#### WHAT TO PRODUCE:
When the string "accent" occurs in a line of the records, show that line.

───── DATA SECTION ─────

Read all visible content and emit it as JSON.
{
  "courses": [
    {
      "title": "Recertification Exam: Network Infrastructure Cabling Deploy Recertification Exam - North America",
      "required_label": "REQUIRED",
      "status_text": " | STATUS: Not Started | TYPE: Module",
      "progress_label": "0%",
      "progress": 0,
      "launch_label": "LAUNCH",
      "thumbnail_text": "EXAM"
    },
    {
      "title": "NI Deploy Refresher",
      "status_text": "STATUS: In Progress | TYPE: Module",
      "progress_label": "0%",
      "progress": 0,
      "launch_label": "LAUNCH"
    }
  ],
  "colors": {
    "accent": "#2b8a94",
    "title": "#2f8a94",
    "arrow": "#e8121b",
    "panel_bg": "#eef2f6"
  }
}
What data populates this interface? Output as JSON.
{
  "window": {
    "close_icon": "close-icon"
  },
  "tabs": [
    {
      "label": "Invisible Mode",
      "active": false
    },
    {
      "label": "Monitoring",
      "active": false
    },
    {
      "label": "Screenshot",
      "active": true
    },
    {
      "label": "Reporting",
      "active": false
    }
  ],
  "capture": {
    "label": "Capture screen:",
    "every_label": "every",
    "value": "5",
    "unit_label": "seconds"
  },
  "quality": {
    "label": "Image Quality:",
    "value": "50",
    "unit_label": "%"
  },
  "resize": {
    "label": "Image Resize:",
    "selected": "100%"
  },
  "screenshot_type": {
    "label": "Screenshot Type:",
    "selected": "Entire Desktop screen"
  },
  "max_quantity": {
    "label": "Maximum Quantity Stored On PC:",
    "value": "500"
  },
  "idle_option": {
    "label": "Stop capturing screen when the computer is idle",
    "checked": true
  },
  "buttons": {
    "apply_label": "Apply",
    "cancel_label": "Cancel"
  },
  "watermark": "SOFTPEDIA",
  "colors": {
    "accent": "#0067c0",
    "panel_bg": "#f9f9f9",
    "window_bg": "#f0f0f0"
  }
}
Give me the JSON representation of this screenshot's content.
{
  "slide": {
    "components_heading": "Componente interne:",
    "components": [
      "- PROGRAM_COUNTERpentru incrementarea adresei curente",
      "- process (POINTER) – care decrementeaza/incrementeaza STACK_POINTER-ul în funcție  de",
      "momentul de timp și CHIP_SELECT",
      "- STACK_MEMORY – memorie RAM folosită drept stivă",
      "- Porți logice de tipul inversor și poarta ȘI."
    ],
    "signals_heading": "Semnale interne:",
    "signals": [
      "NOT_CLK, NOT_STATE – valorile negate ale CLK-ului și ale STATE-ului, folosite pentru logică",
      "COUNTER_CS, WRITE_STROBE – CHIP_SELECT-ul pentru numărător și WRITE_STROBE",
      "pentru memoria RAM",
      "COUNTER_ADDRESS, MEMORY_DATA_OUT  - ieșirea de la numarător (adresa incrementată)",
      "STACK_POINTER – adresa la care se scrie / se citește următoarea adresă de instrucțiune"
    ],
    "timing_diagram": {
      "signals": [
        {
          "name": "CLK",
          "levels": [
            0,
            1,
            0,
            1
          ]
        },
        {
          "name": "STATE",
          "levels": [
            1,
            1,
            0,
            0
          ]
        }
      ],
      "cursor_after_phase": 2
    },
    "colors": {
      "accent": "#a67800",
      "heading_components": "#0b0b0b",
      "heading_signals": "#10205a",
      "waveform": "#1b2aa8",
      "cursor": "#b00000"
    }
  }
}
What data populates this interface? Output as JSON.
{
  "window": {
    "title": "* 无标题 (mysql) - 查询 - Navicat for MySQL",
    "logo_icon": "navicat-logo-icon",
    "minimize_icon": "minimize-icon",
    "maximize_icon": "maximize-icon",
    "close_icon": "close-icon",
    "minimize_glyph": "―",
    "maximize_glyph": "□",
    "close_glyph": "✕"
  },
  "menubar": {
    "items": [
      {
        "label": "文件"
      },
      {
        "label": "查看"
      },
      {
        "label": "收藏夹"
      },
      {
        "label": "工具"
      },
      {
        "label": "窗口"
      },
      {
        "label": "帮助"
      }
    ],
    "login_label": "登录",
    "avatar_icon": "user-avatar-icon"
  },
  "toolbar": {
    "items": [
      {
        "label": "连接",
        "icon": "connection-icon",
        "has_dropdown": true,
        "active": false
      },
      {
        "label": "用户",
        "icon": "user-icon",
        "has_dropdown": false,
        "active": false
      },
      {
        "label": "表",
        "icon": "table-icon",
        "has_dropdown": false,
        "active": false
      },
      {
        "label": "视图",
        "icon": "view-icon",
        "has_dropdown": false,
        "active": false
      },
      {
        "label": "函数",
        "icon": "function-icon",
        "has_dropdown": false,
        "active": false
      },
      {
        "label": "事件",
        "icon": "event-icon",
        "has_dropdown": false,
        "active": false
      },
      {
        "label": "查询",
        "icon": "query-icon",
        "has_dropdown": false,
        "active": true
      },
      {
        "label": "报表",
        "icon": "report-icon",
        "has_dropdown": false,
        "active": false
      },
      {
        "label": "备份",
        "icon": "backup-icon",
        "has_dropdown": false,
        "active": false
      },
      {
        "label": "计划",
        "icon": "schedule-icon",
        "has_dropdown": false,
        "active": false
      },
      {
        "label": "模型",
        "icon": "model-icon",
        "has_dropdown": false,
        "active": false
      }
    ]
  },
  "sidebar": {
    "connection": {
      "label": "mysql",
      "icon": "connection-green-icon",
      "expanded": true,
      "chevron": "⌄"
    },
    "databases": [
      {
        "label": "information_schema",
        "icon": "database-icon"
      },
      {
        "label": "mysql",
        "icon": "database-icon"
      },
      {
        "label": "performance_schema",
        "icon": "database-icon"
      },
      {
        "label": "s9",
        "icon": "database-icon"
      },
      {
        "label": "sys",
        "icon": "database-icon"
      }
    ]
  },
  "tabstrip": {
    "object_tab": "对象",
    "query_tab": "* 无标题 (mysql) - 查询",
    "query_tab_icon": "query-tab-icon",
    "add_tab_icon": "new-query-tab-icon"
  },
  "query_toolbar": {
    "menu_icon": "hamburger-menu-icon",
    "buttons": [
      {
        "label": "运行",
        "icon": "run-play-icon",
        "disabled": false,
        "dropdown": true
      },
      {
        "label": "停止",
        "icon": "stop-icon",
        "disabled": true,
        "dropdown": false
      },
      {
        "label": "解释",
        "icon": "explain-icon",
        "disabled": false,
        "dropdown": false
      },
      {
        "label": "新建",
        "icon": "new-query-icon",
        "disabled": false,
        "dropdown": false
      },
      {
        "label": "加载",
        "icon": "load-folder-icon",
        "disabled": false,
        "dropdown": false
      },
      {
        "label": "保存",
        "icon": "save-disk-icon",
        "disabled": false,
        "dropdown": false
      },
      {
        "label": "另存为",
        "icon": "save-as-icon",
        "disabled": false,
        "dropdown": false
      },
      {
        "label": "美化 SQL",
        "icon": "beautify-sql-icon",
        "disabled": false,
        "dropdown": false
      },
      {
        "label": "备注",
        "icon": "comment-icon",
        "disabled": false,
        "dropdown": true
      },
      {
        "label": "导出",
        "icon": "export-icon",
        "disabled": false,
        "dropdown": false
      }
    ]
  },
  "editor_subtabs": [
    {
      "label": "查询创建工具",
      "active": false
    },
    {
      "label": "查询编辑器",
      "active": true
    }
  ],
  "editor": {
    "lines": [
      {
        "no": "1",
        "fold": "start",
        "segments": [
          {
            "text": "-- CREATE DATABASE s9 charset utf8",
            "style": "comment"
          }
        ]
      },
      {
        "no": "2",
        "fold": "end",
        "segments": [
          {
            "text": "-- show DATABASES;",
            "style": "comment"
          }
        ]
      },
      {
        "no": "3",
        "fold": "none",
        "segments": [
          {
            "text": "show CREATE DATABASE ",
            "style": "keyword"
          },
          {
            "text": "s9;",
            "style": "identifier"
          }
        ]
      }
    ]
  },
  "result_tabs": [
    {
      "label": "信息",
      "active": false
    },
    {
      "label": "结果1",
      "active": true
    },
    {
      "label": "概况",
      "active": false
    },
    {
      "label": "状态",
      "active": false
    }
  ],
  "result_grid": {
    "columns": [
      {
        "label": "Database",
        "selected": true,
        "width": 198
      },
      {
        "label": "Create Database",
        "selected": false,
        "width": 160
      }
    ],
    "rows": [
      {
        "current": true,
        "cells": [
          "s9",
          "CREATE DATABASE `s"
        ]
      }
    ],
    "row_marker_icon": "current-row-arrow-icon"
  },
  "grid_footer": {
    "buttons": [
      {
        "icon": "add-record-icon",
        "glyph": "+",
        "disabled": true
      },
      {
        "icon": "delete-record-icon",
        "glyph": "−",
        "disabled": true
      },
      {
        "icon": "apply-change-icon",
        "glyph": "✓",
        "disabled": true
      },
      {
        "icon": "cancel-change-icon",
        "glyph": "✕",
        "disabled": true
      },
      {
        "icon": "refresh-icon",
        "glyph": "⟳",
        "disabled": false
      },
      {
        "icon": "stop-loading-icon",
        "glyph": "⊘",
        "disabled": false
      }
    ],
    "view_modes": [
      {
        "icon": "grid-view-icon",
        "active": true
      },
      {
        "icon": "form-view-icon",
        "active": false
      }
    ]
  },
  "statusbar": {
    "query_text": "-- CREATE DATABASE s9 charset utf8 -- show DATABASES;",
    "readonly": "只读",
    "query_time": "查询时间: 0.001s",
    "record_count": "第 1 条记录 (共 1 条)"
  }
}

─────

#### SOLUTION:
    "accent": "#2b8a94",
    "accent": "#0067c0",
      "accent": "#a67800",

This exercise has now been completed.